A new review by ELi of prior meetings on the subject finds yet more evidence that this matter won’t be simple to sort out. See the key video clips now.
Experts are describing the Center City District bonds as “hairy” and having “sharp edges.” What’s so weird about them? Alice Dreger unpacks it for you.
One woman received mail saying her Aug. 4 ballot hadn’t been counted, but the City Clerk was able to confirm that it had. So why did she receive the notice? The possible answers are surprisingly simple.
A Freedom of Information Act request from ELi yielded a cache of informative documents regarding the Center City District and Newman Lofts. Andrew Graham unpacks them.
Which companies in East Lansing got big bucks from the federal Paycheck Protection Program? ELi’s Andrew Graham takes a look.
Why is East Lansing’s government poised to take on as much as $4.4M in debt when it doesn’t have to? The execution of the Center City District deal continues to baffle even experts.
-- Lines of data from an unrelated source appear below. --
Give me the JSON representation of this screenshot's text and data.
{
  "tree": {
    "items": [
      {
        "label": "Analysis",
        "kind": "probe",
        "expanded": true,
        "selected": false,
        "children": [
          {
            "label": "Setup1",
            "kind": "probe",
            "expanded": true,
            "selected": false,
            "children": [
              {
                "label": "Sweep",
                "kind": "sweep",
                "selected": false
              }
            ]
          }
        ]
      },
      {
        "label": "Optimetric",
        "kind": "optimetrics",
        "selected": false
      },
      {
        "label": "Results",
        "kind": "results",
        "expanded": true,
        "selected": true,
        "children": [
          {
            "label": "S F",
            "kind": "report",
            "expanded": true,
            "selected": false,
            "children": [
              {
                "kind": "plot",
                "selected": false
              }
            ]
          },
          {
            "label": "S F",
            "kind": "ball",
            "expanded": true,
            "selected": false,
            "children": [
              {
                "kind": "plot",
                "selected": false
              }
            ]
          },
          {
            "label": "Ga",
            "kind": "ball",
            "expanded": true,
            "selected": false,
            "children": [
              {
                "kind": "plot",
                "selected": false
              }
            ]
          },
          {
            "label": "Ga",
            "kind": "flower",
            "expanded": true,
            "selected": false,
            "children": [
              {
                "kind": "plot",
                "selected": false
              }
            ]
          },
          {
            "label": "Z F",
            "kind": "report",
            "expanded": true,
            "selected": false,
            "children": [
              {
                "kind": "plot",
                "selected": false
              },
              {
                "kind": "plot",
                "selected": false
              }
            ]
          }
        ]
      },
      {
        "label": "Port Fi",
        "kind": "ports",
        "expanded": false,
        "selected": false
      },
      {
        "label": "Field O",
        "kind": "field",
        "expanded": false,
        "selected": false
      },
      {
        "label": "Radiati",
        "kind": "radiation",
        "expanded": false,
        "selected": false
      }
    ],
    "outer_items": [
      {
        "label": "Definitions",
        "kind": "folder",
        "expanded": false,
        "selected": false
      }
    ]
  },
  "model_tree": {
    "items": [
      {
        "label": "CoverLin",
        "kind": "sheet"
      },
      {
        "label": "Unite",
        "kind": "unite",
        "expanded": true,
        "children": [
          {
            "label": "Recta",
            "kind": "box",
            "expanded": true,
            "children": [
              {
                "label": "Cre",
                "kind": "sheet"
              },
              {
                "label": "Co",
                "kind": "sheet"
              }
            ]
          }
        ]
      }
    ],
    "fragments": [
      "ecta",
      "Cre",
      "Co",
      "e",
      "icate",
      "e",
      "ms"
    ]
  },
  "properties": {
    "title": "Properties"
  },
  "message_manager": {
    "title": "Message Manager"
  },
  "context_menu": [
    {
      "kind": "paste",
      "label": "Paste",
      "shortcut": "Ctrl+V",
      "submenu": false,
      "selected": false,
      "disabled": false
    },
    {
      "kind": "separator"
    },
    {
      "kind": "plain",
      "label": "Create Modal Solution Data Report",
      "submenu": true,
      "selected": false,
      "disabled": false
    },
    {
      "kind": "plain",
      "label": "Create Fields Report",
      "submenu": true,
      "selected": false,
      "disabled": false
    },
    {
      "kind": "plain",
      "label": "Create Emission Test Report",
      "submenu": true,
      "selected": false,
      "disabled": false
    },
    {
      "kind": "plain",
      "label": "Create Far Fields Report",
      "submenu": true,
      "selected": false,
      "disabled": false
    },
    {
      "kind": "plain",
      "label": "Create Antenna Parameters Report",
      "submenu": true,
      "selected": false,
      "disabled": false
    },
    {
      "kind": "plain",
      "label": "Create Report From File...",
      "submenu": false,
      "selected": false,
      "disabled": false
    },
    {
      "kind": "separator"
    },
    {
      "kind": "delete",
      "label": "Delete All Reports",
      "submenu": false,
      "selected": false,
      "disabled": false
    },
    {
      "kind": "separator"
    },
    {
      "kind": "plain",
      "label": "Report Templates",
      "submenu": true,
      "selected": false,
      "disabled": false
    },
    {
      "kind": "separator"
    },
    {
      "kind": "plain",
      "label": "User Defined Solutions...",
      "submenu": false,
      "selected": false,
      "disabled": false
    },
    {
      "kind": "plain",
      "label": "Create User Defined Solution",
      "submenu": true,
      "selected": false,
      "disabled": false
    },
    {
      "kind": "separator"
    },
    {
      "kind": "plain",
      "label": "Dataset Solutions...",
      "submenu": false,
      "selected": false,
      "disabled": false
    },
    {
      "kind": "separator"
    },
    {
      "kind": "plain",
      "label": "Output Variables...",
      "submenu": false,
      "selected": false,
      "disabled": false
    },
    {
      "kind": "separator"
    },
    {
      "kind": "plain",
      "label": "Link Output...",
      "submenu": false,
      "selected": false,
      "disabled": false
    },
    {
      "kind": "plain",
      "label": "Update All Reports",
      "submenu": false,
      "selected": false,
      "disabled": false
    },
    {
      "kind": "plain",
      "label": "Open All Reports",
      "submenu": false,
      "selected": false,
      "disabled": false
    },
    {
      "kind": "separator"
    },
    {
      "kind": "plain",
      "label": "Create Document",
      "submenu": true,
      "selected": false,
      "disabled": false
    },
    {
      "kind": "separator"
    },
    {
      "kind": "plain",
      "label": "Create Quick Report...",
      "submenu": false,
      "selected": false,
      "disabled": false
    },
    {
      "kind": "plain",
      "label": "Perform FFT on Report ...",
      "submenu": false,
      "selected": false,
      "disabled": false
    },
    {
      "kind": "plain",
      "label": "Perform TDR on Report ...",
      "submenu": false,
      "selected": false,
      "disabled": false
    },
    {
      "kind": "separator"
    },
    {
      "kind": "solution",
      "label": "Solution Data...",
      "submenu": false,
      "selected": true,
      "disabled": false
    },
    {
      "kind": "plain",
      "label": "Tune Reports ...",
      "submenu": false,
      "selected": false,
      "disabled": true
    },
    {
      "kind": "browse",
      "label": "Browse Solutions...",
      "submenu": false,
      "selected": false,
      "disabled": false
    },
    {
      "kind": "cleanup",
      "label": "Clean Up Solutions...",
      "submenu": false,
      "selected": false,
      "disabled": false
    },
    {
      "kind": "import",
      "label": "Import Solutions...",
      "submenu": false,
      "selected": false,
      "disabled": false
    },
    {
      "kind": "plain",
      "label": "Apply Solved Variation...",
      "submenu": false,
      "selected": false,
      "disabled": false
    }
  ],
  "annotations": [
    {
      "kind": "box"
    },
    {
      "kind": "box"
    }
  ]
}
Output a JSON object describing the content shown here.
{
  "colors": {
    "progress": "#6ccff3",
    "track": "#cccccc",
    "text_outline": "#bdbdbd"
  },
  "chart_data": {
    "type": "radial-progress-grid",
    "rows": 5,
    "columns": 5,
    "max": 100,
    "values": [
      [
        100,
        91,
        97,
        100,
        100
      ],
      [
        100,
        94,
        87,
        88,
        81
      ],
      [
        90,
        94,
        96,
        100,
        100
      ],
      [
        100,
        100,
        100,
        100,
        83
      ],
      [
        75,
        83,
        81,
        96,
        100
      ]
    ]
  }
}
Steve Willobee came asking for accommodation long before Covid-19, says former mayor Mark Meadows. Now the City has issued violation notices to Harbor Bay, requiring the tenants of the four illegal rentals be moved out.
Following up on a tip from a City employee who thinks East Lansing’s vehicle policies waste tax dollars, ELi’s Emily Joan Elliott provides a look at the spending.
At the City of East Lansing, men hold two-thirds of the full-time jobs, and five departments employ only white people. ELi’s Emily Joan Elliott reports.
ELi brings you the results of the school district’s survey of elementary, middle, and high school parents. What did they report back about the stay-at-home learning experience?
About 56% of ELPS students are white, while about 96% of the teachers are white. Students, parents, and School Board members talked to ELi about why this matters.
Following release of police body cam video, citizens and at least one Human Relations Commissioner are demanding more action by ELPD, the East Lansing City Manager, and City Council.
New developments in the shake-up at ELPD: videos from December are released, and changes are in the works.
City Council will pursue a Citizen Oversight Panel for complaints, and ELPD will look anew at “head stabilization” in light of injuries to two black men.
East Lansing’s public health during COVID-19 is being shaped by our demographics and complex health insurance system.
The shift to online learning happened with little warning at MSU. ELi’s Emily Joan Elliott brings this inside look at the rapid and monumental change at East Lansing’s core institution.
At Burcham Hills, elimination of communal activities is one of the protections in place during the coronavirus emergency. ELi’s Emily Joan Elliott spoke to residents about their concerns.